For his part, Heatley couldn't have written a better first chapter for his new start in Ottawa. So far, it has been a fairy tale. "I didn't feel like the world was being lifted off my shoulders when I got traded, but it felt good to be back in Canada, and to be (in Ottawa)," he said yesterday. "And, with the lockout last year, I was champing at the bit. I wanted to get going. I was excited. So I guess it has been a combination of all that. "Obviously, any time you come to a new team, you want to get off to a fast start, and, with the lockout, with the things that were said, I just wanted to get back to playing the way I can play."
from the Toronto Star,

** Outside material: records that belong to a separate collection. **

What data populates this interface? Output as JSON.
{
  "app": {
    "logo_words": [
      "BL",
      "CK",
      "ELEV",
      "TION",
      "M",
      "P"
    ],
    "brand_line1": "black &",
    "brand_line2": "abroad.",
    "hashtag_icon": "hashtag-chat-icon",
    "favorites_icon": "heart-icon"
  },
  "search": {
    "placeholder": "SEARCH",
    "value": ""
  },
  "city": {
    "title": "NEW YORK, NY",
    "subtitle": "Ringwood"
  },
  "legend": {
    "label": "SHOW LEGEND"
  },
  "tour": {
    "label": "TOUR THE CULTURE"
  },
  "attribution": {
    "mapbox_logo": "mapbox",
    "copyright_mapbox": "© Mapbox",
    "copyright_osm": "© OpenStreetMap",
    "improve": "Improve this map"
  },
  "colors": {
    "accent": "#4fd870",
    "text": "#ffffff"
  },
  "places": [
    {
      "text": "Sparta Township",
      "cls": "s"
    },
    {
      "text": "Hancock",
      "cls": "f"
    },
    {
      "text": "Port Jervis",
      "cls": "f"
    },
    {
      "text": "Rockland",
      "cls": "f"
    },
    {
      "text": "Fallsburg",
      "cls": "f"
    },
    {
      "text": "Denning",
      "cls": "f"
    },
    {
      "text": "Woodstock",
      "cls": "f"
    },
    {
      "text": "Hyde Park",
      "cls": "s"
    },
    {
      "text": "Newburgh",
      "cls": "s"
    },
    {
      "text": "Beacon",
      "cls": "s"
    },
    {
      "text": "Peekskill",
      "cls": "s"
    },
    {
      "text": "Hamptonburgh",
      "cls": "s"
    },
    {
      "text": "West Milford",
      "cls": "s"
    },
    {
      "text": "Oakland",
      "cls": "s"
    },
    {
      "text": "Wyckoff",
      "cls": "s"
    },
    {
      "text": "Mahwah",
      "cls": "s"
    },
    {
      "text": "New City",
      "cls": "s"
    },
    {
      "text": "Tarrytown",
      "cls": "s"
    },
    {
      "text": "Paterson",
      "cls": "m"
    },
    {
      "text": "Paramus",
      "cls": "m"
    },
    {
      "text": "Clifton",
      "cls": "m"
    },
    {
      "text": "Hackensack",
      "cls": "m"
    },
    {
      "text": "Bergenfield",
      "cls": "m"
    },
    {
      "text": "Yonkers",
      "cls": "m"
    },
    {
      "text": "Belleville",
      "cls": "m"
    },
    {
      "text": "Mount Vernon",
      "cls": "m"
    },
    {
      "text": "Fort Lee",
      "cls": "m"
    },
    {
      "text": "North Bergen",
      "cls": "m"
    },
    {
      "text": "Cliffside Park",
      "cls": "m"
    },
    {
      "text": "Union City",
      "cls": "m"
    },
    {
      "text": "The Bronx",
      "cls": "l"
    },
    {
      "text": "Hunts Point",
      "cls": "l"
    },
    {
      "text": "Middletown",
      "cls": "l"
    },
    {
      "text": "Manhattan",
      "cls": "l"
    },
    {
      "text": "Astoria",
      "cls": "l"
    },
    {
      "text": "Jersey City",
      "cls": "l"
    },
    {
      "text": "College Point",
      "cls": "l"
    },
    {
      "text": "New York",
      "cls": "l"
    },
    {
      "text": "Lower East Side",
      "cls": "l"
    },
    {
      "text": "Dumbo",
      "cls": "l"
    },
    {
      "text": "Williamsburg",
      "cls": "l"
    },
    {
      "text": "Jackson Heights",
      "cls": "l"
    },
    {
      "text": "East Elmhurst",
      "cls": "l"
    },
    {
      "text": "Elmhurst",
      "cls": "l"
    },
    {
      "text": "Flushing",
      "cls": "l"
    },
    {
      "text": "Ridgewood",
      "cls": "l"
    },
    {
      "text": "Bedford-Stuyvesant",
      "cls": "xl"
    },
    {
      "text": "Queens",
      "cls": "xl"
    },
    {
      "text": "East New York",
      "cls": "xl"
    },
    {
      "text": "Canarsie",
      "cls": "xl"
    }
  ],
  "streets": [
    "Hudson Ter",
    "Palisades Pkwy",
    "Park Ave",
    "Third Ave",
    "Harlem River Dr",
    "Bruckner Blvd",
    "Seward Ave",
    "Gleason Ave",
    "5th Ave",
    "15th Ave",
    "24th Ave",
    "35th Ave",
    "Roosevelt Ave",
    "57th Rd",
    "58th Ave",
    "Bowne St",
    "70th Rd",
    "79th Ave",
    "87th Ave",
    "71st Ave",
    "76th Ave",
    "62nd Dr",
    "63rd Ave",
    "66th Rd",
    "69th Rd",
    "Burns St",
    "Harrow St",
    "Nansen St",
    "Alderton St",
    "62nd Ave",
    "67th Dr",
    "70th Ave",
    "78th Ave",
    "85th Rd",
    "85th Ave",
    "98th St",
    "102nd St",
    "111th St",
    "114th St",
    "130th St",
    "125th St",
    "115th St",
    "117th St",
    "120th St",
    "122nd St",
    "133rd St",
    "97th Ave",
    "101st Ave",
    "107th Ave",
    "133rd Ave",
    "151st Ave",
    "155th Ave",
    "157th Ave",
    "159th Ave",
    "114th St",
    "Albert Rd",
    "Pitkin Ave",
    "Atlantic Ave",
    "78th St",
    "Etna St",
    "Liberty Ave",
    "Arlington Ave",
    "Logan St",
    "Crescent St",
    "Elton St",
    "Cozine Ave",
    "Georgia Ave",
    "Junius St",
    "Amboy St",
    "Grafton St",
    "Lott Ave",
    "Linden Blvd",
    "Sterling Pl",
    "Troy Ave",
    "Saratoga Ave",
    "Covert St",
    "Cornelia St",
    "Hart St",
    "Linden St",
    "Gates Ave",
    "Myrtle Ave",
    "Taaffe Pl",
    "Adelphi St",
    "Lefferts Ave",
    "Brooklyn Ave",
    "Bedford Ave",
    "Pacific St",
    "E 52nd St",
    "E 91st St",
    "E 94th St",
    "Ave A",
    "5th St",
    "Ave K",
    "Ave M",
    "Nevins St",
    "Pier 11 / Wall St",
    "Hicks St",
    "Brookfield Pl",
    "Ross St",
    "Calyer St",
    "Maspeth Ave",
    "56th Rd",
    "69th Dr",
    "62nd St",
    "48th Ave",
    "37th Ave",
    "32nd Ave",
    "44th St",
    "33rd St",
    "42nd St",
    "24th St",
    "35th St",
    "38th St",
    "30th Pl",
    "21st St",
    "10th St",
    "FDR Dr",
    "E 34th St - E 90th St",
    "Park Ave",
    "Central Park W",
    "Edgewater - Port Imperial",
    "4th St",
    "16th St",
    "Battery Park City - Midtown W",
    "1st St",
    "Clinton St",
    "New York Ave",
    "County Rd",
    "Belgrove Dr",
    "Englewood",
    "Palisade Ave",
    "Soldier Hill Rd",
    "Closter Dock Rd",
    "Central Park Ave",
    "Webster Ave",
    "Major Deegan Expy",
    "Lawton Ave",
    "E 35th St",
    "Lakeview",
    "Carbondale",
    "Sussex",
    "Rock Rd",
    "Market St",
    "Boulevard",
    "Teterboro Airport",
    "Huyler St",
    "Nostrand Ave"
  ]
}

The Leafs, meanwhile, have been one of the biggest benefactors of the crackdown on obstruction and stick fouls so far. Of the 58 non-shootout goals the Leafs have scored so far this season, 26 have come on the power play. That accounts for 44.8 per cent of their goals this season, which puts them fourth in the NHL in that department behind the Atlanta Thrashers (52.4) Phoenix Coyotes (46.9) and Montreal Canadiens (47.0). Which makes it all the more perplexing why Leaf coach Pat Quinn railed against the new NHL earlier this season, a rant that earned him a $1,000 fine from the league. "It's a different game," Sundin said. "You can't take as many penalties the way we have been doing and we have to be better in our own end."
About Kukla's Korner Hockey
Paul Kukla founded Kukla’s Korner in 2005 and the site has since become the must-read site on the ‘net for all the latest happenings around the NHL.
From breaking news to in-depth stories around the league, KK Hockey is updated with fresh stories all day long and will bring you the latest news as quickly as possible.
Email Paul anytime at firstname.lastname@example.org